Many more authors… well, went ballistic.
Continue reading ‘QueryFail, Agents, and an Injection of Clue’


Road trip!

Sorry for the late post — I’ve been traveling today (up at 3:30 AM for an early flight, and then straight from the airport to work, and then on from there…).  And, unfortunately, because of this I haven’t had time to compose something in-depth and interesting for today’s post.

So I’m going to make this a cop-out post and ask a question instead: What kind of travel stories do you like?  By that I mean stories (particularly fantasy, since this seems to be a popular mode for quests) that involve traveling all over an imaginary world as a major part of the plot?  The Lord of the Rings is the obvious one that comes to mind, since a good chunk of it is the story of one long journey.  The Farthest Shore is another good example.  I know there are science fiction examples — colony ships, for example — but right now I’m blanking on them (probably because in order to stay awake, I managed to consume a latte as big as my head, and so have a brain marinated in caffeeeeeine).

Looking at settings that parallel our own, there’s American Gods, which could be called a road novel, though I have trouble thinking of it that way.  The Armageddon Rag has similar elements, particularly when the tour begins.  And for some reason, I always think of The Stress of Her Regard as a voyage across Europe — with stops at all the dangerous, haunted places.  It’s much more than that, but the travel is such an integral part of the story that it stays with me.

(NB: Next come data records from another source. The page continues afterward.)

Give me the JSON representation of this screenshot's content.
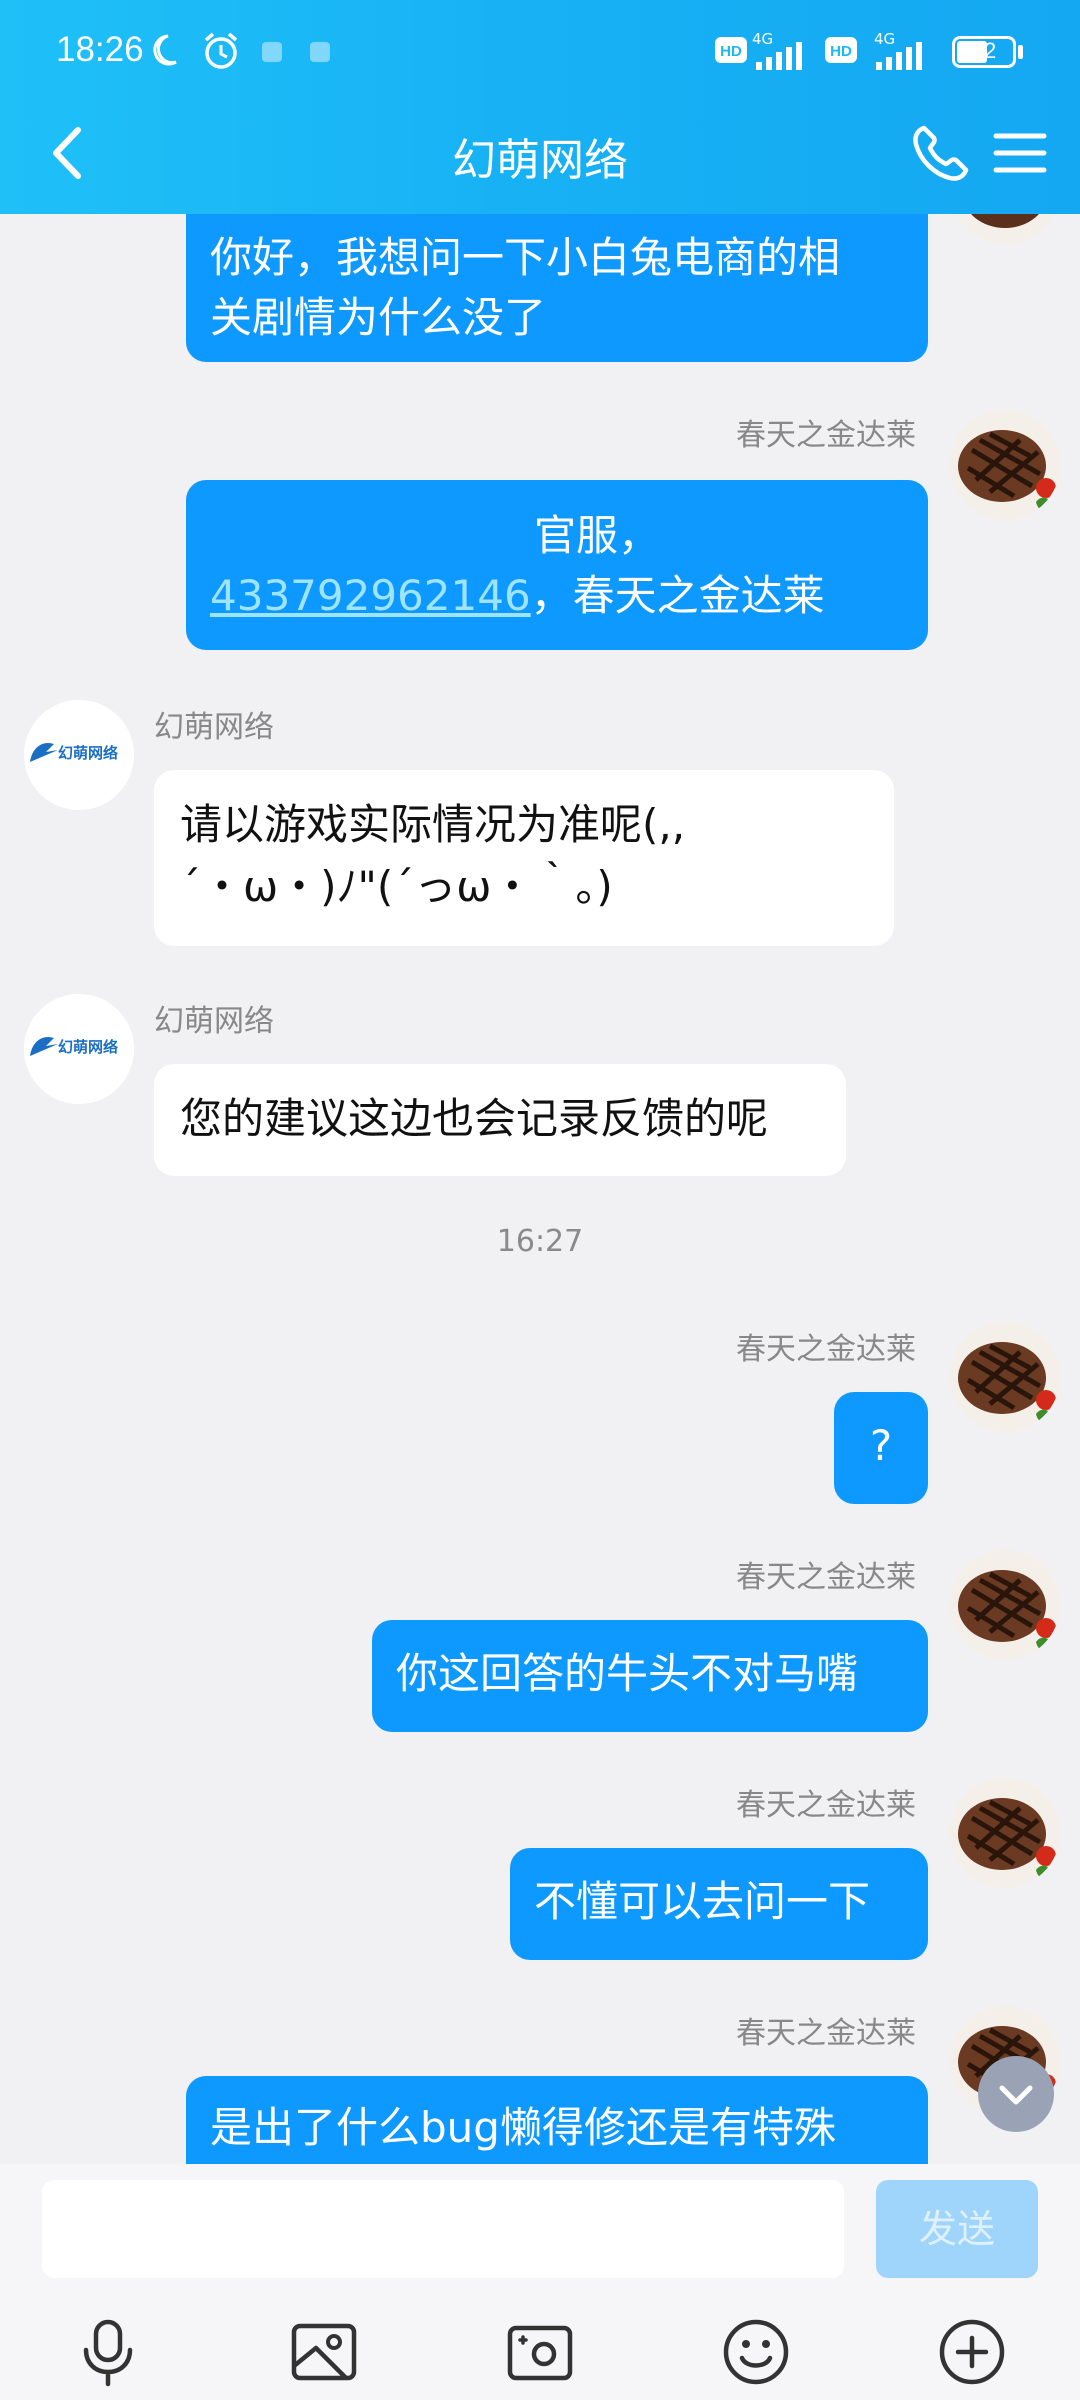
{
  "status_bar": {
    "time": "18:26",
    "battery": "52",
    "network_1": "4G",
    "network_2": "4G"
  },
  "header": {
    "title": "幻萌网络"
  },
  "messages": {
    "m1": {
      "lines": [
        "你好，我想问一下小白兔电商的相",
        "关剧情为什么没了"
      ]
    },
    "m2": {
      "sender": "春天之金达莱",
      "line1": "官服，",
      "link": "433792962146",
      "line2_rest": "，春天之金达莱"
    },
    "m3": {
      "sender": "幻萌网络",
      "lines": [
        "请以游戏实际情况为准呢(,,",
        "´・ω・)ﾉ\"(´っω・｀。)"
      ]
    },
    "m4": {
      "sender": "幻萌网络",
      "text": "您的建议这边也会记录反馈的呢"
    },
    "timestamp": "16:27",
    "m5": {
      "sender": "春天之金达莱",
      "text": "?"
    },
    "m6": {
      "sender": "春天之金达莱",
      "text": "你这回答的牛头不对马嘴"
    },
    "m7": {
      "sender": "春天之金达莱",
      "text": "不懂可以去问一下"
    },
    "m8": {
      "sender": "春天之金达莱",
      "text": "是出了什么bug懒得修还是有特殊"
    }
  },
  "avatars": {
    "company_logo_text": "幻萌网络"
  },
  "input": {
    "placeholder": "",
    "send_label": "发送"
  },
  "colors": {
    "header": "#1cb8f6",
    "my_bubble": "#0d99ff",
    "their_bubble": "#ffffff",
    "background": "#f1f1f3"
  }
}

So.  Fantasy and science fiction that’s centered on travel?  Rambling quests?  Plot coupons scattered to the four corners of the world?


More writing advice, good and bad

The best advice for a writer is this: If you’re having trouble, keep writing.

Plot’s not working? Dialog sounds like a machine translation of raccoon language? Keep writing. Editors sending you nothing but form rejections? Agents don’t bother to respond to your queries? Your critique group is full of jerks, including the guy who gets unsettling stains on your manuscripts? Keep writing.

For all that writing is a state of being, a way of looking at the world and a role that can come to define who you are, before anything else it is the activity of forming words and sentences until they become stories and novels. Without writing, there is no writing. So keep writing.

This even applies to personal problems. There were many times when a hideous day (or month, or year) at the job felt a little better when I could look myself in the eye (using a mirror, as opposed to a prehensile eyestalk) and tell myself that at least I made my word quota. There were times when my world felt like a swirling toilet and creating fiction was one of the things that helped me climb out of the pot. Keep writing.

The worst advice for a writer is this: If you’re having trouble, keep writing.

Yes, I know, the worst advice is exactly the same as the best advice. I never said this wasn’t tricky.

Writing makes some people unhappy. Miserable, even. The joy they get from making stories and any resulting success is outweighed by all the rejection, poor sales, and lack of critical or popular appreciation that is too often our lot.

For many writers, it’s the actual work they’re producing that makes them unhappy. With rare exception, good writing is achieved only through bad writing, be it the proverbial million bad words that precede the first good ones, or (as in my case) the bad words that occur in the middle of the good ones. Is the solution to keep writing? Maybe. But if writing is making you and your friends and loved ones unhappy, then, Jesus, why the hell are you doing it?

You can stop. You can stop for good, or you can stop for awhile. No writing will occur while you’re stopped, and you probably won’t get better while you’re stopped (although it’s been known to happen), but you can stop.

It’s every person’s right to aim for happiness, and if writing is getting in the way of your pursuit, it’s perfectly okay to seriously consider stopping. There are plenty of other worthwhile things to do with a life. Find something else that doesn’t make you miserable and pursue that with all your heart.

— Greg